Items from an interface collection
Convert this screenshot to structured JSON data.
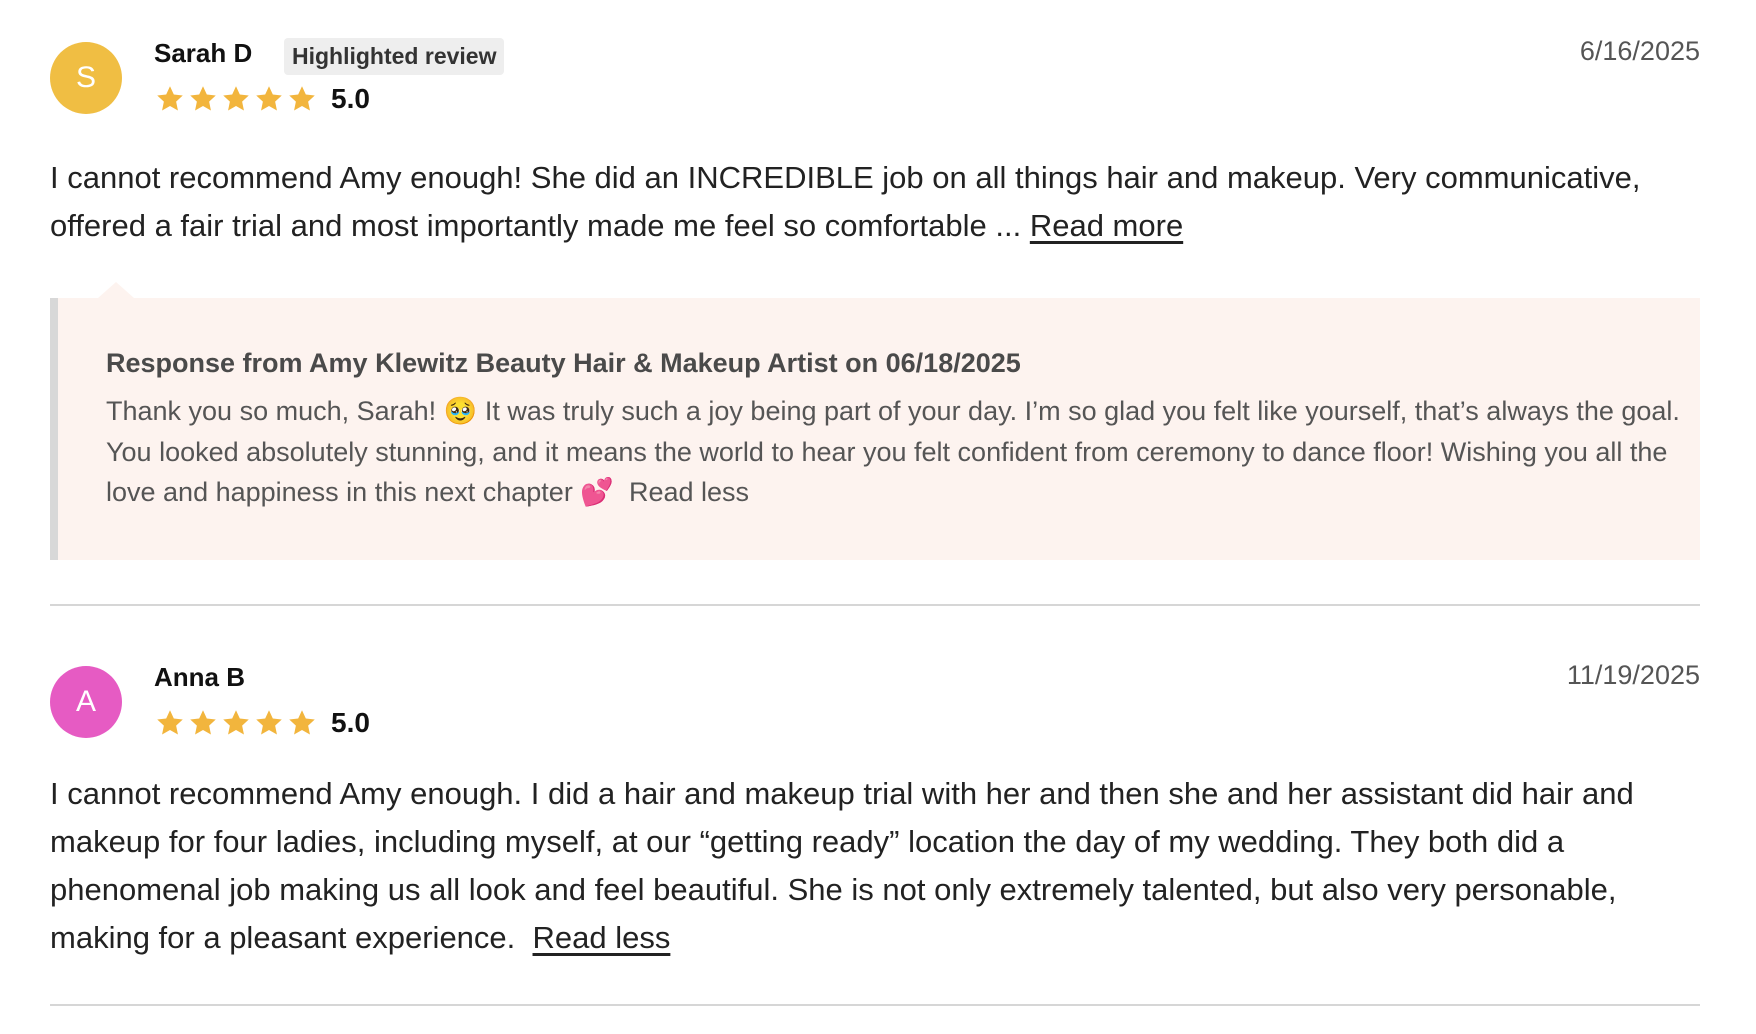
{
  "reviews": [
    {
      "avatar_letter": "S",
      "avatar_color": "#F0BE43",
      "name": "Sarah D",
      "badge": "Highlighted review",
      "rating": "5.0",
      "stars": 5,
      "date": "6/16/2025",
      "text": "I cannot recommend Amy enough! She did an INCREDIBLE job on all things hair and makeup. Very communicative, offered a fair trial and most importantly made me feel so comfortable ...",
      "toggle_label": "Read more",
      "response": {
        "title": "Response from Amy Klewitz Beauty Hair & Makeup Artist on 06/18/2025",
        "text_before_emoji": "Thank you so much, Sarah!",
        "emoji_1": "🥹",
        "text_middle": "It was truly such a joy being part of your day. I’m so glad you felt like yourself, that’s always the goal. You looked absolutely stunning, and it means the world to hear you felt confident from ceremony to dance floor! Wishing you all the love and happiness in this next chapter",
        "emoji_2": "💕",
        "toggle_label": "Read less"
      }
    },
    {
      "avatar_letter": "A",
      "avatar_color": "#E65BC3",
      "name": "Anna B",
      "rating": "5.0",
      "stars": 5,
      "date": "11/19/2025",
      "text": "I cannot recommend Amy enough. I did a hair and makeup trial with her and then she and her assistant did hair and makeup for four ladies, including myself, at our “getting ready” location the day of my wedding. They both did a phenomenal job making us all look and feel beautiful. She is not only extremely talented, but also very personable, making for a pleasant experience.",
      "toggle_label": "Read less"
    }
  ],
  "colors": {
    "star": "#F2B53D",
    "response_bg": "#FDF3EF"
  }
}
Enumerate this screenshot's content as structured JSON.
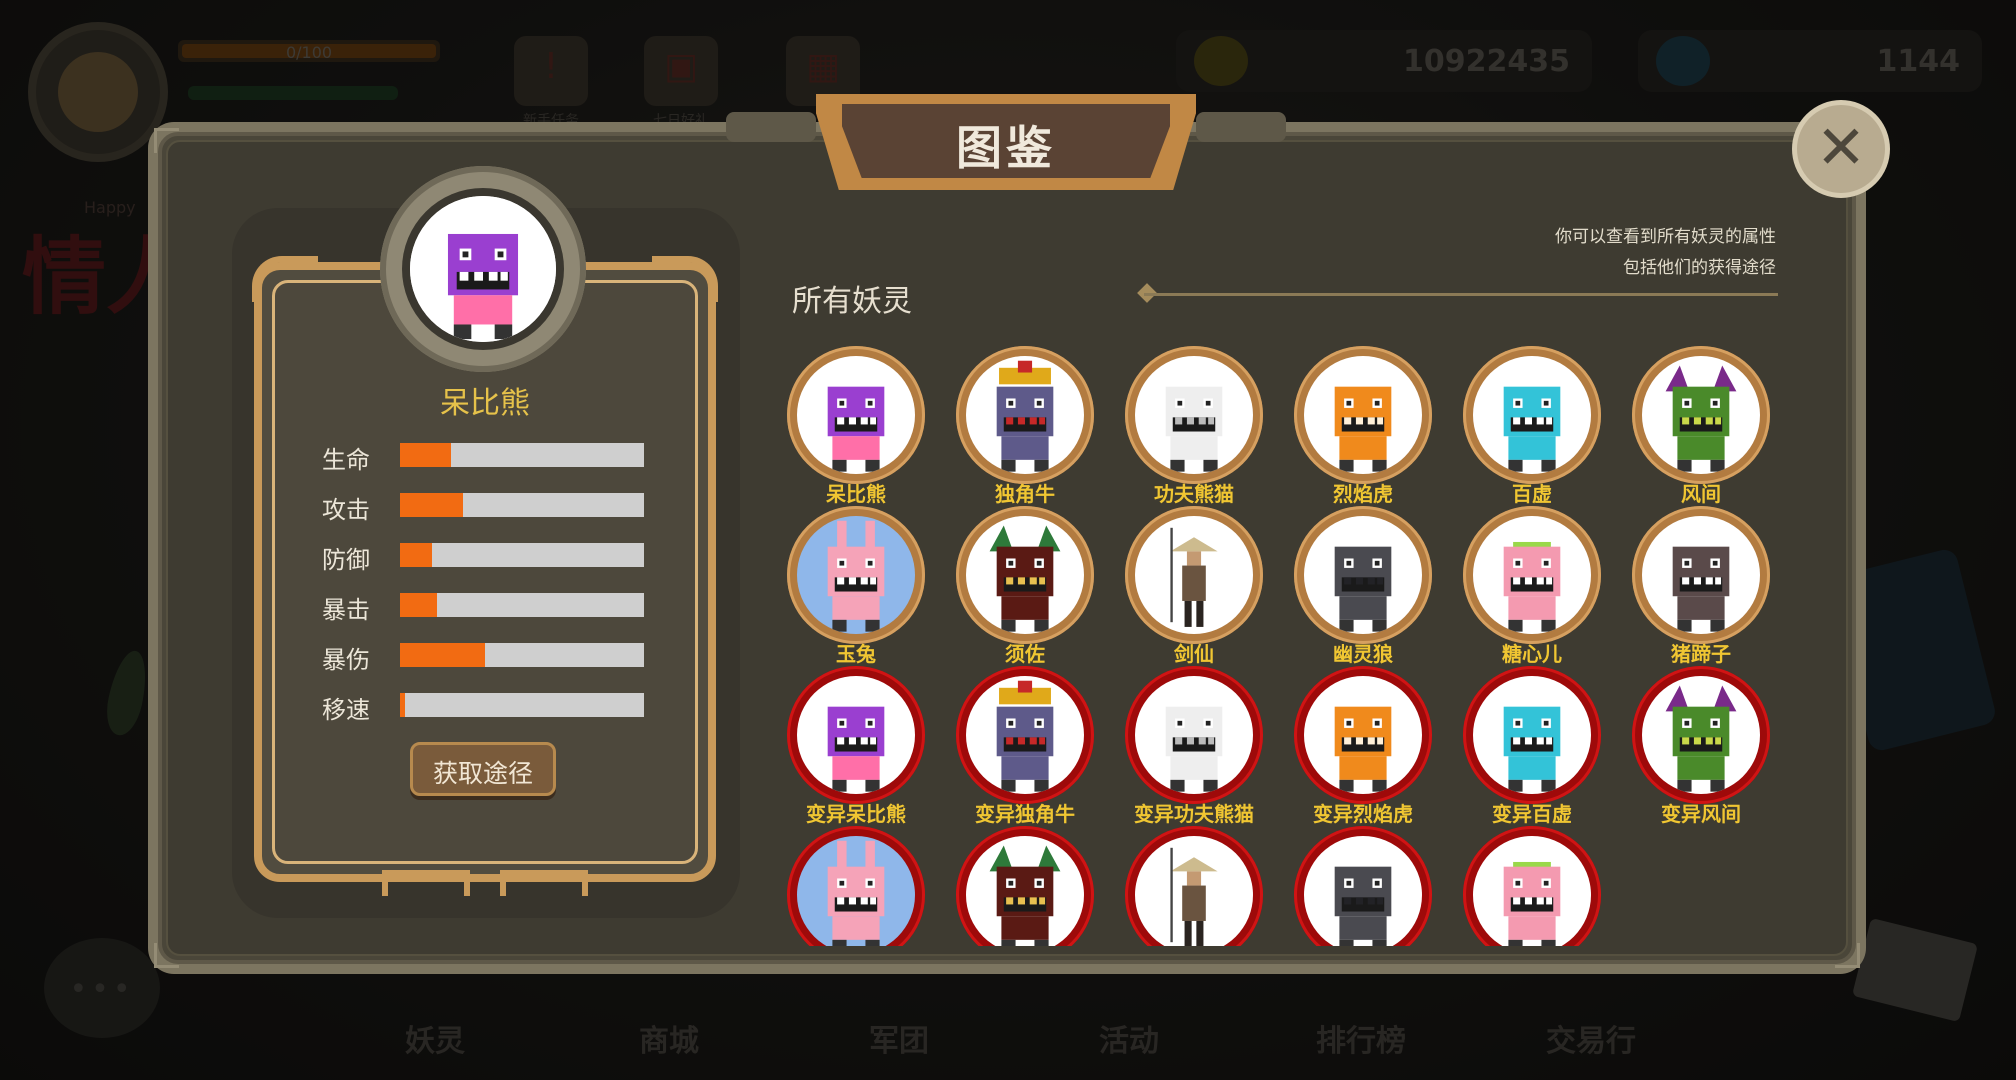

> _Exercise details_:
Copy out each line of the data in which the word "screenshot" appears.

> _Result of the exercise_:
Convert this screenshot to structured JSON data.
Enumerate this screenshot's content as structured JSON.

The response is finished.